SMALLER DEALS, BIG BUCKS – Competition for midmarket deal work is heating up, Law.com’s Jessie Yount reports. Falling demand in corporate practices has meant a return to more modest transactions for Am Law Second 50 firms that seized big-ticket deals in the deal boom of 2021, according to firm leaders and industry consultants, and increasingly, large firms are looking to capture work where it is available—and much of it is in the middle market. There have already been signs of renewed interest in the midmarket in 2023. Though the strategy is not unheard of during economic downturns, the trend escalates competitive pressures in a segment that is already quite crowded and will require changes in pricing strategy for large firms interested in capturing more of the work. “A lot of firms are saying [midmarket] deal activity is pretty solid, likening their levels to 2019,” noted Kristin Stark, a legal consultant and principal at Fairfax Associates.

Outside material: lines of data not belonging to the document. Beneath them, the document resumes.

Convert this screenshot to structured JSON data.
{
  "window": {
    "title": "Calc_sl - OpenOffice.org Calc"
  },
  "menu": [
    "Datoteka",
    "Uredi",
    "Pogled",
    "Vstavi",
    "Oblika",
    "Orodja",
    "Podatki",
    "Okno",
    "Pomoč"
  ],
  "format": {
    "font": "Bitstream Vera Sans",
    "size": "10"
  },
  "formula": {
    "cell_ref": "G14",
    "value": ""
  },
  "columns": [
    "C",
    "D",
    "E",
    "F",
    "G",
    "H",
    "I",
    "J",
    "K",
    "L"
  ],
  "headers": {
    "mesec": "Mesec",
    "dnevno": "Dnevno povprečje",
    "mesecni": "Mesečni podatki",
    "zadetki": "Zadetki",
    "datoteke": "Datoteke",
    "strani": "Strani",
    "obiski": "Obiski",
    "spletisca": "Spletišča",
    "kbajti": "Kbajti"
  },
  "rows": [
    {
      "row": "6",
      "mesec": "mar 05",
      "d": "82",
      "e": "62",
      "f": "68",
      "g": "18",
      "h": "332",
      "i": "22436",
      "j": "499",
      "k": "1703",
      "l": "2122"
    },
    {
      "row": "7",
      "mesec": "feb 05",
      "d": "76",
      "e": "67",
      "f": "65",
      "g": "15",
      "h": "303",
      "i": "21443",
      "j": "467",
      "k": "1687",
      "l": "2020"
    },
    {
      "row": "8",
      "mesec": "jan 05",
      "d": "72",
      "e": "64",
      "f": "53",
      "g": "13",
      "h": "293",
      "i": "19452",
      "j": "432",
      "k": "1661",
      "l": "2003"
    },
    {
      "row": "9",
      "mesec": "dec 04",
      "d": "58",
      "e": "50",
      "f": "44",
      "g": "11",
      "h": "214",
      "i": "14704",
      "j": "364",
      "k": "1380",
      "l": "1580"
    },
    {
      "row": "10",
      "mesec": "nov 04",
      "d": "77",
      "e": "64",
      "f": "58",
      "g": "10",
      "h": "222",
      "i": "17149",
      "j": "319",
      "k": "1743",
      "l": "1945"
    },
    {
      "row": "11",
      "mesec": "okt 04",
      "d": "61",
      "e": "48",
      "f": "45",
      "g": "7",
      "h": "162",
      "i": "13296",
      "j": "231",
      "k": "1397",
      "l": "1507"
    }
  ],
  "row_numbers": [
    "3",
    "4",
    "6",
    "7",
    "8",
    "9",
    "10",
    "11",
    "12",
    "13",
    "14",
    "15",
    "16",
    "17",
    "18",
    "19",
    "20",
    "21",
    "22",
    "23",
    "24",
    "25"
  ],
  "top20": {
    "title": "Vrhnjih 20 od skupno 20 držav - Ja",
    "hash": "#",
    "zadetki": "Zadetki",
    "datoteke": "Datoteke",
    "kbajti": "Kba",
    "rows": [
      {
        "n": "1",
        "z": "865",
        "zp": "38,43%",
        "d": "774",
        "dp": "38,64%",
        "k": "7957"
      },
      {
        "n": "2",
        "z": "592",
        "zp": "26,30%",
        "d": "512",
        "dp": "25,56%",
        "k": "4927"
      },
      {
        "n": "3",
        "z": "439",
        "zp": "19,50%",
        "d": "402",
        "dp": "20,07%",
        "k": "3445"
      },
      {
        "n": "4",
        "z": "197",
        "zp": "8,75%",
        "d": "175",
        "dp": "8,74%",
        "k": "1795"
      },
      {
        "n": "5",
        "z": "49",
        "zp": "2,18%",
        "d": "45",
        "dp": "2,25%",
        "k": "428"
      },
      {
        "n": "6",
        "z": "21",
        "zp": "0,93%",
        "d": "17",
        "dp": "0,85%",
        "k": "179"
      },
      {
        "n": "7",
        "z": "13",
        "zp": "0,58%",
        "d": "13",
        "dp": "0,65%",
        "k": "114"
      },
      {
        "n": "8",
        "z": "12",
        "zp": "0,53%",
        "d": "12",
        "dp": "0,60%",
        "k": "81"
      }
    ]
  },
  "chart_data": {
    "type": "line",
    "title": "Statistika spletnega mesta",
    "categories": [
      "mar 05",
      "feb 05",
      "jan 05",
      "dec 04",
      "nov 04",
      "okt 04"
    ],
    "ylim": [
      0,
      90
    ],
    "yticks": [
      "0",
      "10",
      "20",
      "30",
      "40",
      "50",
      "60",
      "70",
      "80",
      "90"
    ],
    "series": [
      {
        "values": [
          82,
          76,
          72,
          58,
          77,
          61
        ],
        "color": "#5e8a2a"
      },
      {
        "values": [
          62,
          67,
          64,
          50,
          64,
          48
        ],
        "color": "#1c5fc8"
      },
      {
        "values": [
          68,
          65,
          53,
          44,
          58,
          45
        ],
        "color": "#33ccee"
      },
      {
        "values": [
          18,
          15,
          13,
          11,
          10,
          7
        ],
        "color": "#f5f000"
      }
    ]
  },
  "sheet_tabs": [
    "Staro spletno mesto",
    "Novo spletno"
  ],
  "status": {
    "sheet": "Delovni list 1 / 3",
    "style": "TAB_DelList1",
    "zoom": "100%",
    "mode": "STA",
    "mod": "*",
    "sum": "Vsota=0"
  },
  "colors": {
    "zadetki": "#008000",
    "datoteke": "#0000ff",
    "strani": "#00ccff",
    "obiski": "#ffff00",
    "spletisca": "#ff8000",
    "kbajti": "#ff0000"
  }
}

KEEP CALM AND FREAK OUT – Shortly after Goldman Sachs released a report on Sunday predicting that generative artificial intelligence could have a substantial impact on the economy and workforce, many in the legal industry sat up with worry. Specifically, the report estimated that generative AI could automate 44% of legal tasks in the U.S. Additionally, 46% of administrative tasks, 35% of business and financial operations and 31% of sales tasks could also be automated, it stated. Several legal professionals spoke to Law.com’s Isha Marathe about their initial reactions to the report’s findings, and while none of them challenged the statistics, they had different views on how to interpret them and how legal will look in the world where generative AI grows more advanced.